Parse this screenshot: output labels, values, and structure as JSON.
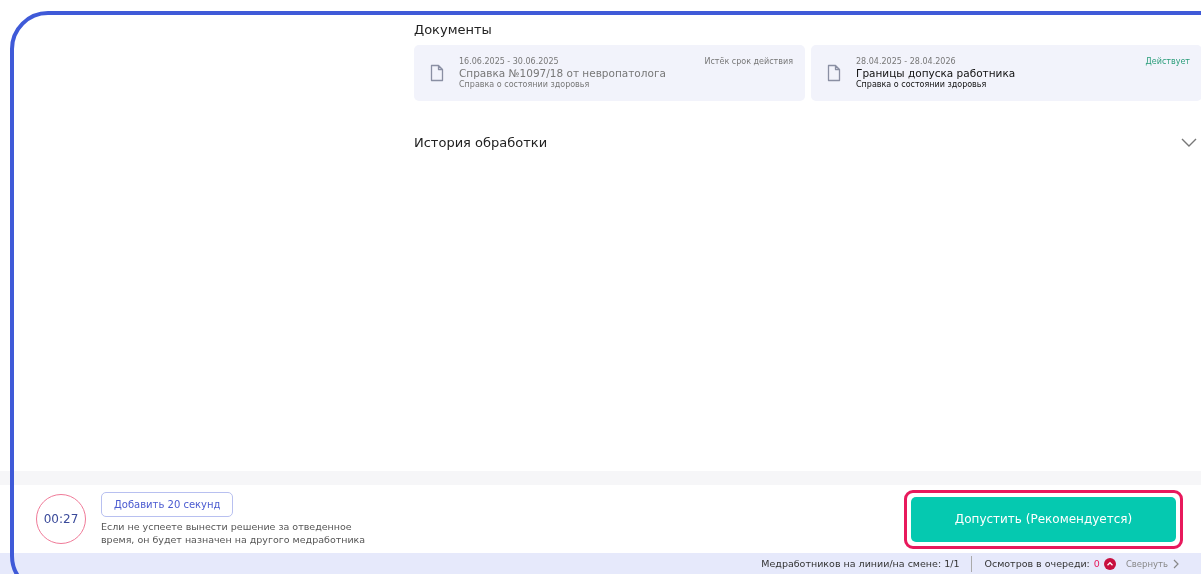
{
  "documents": {
    "title": "Документы",
    "items": [
      {
        "dates": "16.06.2025 - 30.06.2025",
        "status": "Истёк срок действия",
        "active": false,
        "name": "Справка №1097/18 от невропатолога",
        "type": "Справка о состоянии здоровья"
      },
      {
        "dates": "28.04.2025 - 28.04.2026",
        "status": "Действует",
        "active": true,
        "name": "Границы допуска работника",
        "type": "Справка о состоянии здоровья"
      }
    ]
  },
  "history": {
    "title": "История обработки",
    "expanded": false
  },
  "footer": {
    "timer": "00:27",
    "add_button": "Добавить 20 секунд",
    "hint": "Если не успеете вынести решение за отведенное время, он будет назначен на другого медработника",
    "primary_button": "Допустить (Рекомендуется)",
    "highlighted": true
  },
  "status_bar": {
    "staff": "Медработников на линии/на смене: 1/1",
    "queue_label": "Осмотров в очереди:",
    "queue_count": "0",
    "collapse": "Свернуть"
  }
}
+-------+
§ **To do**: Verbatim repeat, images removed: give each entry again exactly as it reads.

§ **Exercise result**:
Parse this screenshot: output labels, values, and structure as JSON.
{
  "documents": {
    "title": "Документы",
    "items": [
      {
        "dates": "16.06.2025 - 30.06.2025",
        "status": "Истёк срок действия",
        "active": false,
        "name": "Справка №1097/18 от невропатолога",
        "type": "Справка о состоянии здоровья"
      },
      {
        "dates": "28.04.2025 - 28.04.2026",
        "status": "Действует",
        "active": true,
        "name": "Границы допуска работника",
        "type": "Справка о состоянии здоровья"
      }
    ]
  },
  "history": {
    "title": "История обработки",
    "expanded": false
  },
  "footer": {
    "timer": "00:27",
    "add_button": "Добавить 20 секунд",
    "hint": "Если не успеете вынести решение за отведенное время, он будет назначен на другого медработника",
    "primary_button": "Допустить (Рекомендуется)",
    "highlighted": true
  },
  "status_bar": {
    "staff": "Медработников на линии/на смене: 1/1",
    "queue_label": "Осмотров в очереди:",
    "queue_count": "0",
    "collapse": "Свернуть"
  }
}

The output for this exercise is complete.